The same goes for track maintenance. All in the name of increasing efficiency — read: profits, for the company. The railroads operated by Edward Burkhardt’s Rail World have a long history of employee layoffs, deferred equipment and track maintenance, and have been accused of paying substandard wages. But no one questions how or why the regulators let this happen. No one questions the correctness of one person operating a train of 73 cars, 9,000-plus tons, over a track so poorly maintained that speed restrictions of 5 to 10 mph were prevalent. The company also accepts 40 percent less in earnings than its contemporaries.
Of course we couldn’t expect that anyone at The Wall Street Journal would attribute the root cause of a disaster to corporate management practices. Nor can we expect that a pipeline company would behave any differently than the railroads. The recent history of BP in the Gulf of Mexico should tell us where the corporate mind-set lies.
No matter how oil or any other hazardous product is transported, it can be done safely, whether by rail, boat or pipeline. Unfortunately for all of us, safety costs money.
Wrong message sent
To the editor:
Why didn’t the Review-Journal use the picture of the 17-year-old Trayvon Martin in the Sunday front-page story on George Zimmerman receiving a not guilty verdict? That picture was of a 14-year-old, a big difference in size and demeanor from the Mr. Martin that bloodied Mr. Zimmerman the night of the shooting.
Just wanted to add a little fuel to the fire, eh?
To the editor:
My husband and I thought about the many subjects in the news that we could have written about in a letter to the editor. The new situation unfolding in Egypt. The Syrian conflict. Afghanistan. The new round of suicide bombings in Iraq. Edward Snowden. The George Zimmerman trial. The list is probably endless.
However, we thought the most important thing we could write about at this time is a well-earned thanks to all the firefighters who not only risked their lives for us (as the Hotshot 19 did in Arizona), but who worked tremendously long and arduous hours fighting the Mount Charleston fire.
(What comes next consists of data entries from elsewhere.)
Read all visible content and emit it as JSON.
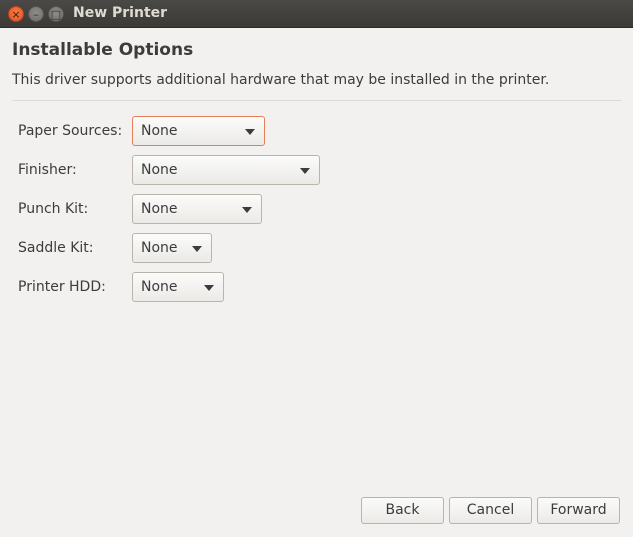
{
  "window": {
    "title": "New Printer",
    "close_glyph": "×",
    "min_glyph": "–",
    "max_glyph": "□"
  },
  "page": {
    "heading": "Installable Options",
    "description": "This driver supports additional hardware that may be installed in the printer."
  },
  "options": [
    {
      "label": "Paper Sources:",
      "value": "None"
    },
    {
      "label": "Finisher:",
      "value": "None"
    },
    {
      "label": "Punch Kit:",
      "value": "None"
    },
    {
      "label": "Saddle Kit:",
      "value": "None"
    },
    {
      "label": "Printer HDD:",
      "value": "None"
    }
  ],
  "buttons": {
    "back": "Back",
    "cancel": "Cancel",
    "forward": "Forward"
  },
  "colors": {
    "focus_border": "#e2805a",
    "close_button": "#e2531f"
  },
  "icons": {
    "close": "close-icon",
    "minimize": "minimize-icon",
    "maximize": "maximize-icon",
    "dropdown": "chevron-down-icon"
  }
}
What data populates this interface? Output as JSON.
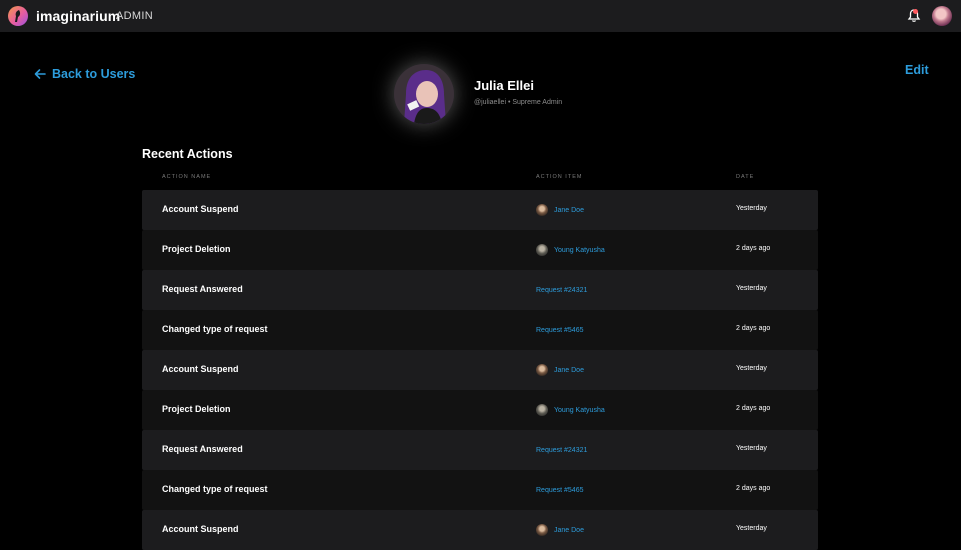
{
  "header": {
    "brand": "imaginarium",
    "section": "ADMIN",
    "notification_icon": "bell-icon",
    "logo_icon": "imaginarium-logo-icon"
  },
  "nav": {
    "back_label": "Back to Users",
    "edit_label": "Edit"
  },
  "profile": {
    "name": "Julia Ellei",
    "meta": "@juliaellei • Supreme Admin"
  },
  "recent_actions": {
    "title": "Recent Actions",
    "columns": [
      "ACTION NAME",
      "ACTION ITEM",
      "DATE"
    ],
    "rows": [
      {
        "name": "Account Suspend",
        "item": "Jane Doe",
        "avatar": "jane",
        "date": "Yesterday"
      },
      {
        "name": "Project Deletion",
        "item": "Young Katyusha",
        "avatar": "young",
        "date": "2 days ago"
      },
      {
        "name": "Request Answered",
        "item": "Request #24321",
        "avatar": "",
        "date": "Yesterday"
      },
      {
        "name": "Changed type of request",
        "item": "Request #5465",
        "avatar": "",
        "date": "2 days ago"
      },
      {
        "name": "Account Suspend",
        "item": "Jane Doe",
        "avatar": "jane",
        "date": "Yesterday"
      },
      {
        "name": "Project Deletion",
        "item": "Young Katyusha",
        "avatar": "young",
        "date": "2 days ago"
      },
      {
        "name": "Request Answered",
        "item": "Request #24321",
        "avatar": "",
        "date": "Yesterday"
      },
      {
        "name": "Changed type of request",
        "item": "Request #5465",
        "avatar": "",
        "date": "2 days ago"
      },
      {
        "name": "Account Suspend",
        "item": "Jane Doe",
        "avatar": "jane",
        "date": "Yesterday"
      }
    ]
  },
  "colors": {
    "accent": "#2d9cdb",
    "background": "#000000",
    "topbar": "#1c1c1e",
    "row_odd": "#1c1c1e",
    "row_even": "#121212"
  }
}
Second, a well-deserved thanks to all those giving firefighters the tremendous support that they need to enable them to continue this fight against what to us would seem like an impossible task.
And third, a big thank you to all who have donated in whatever way to ensure that this support can be organized in the best way to benefit those on the fire line.
Thank you firefighters, thank you supporters and thank you donors.
SHEILA AND BILL PARKINSON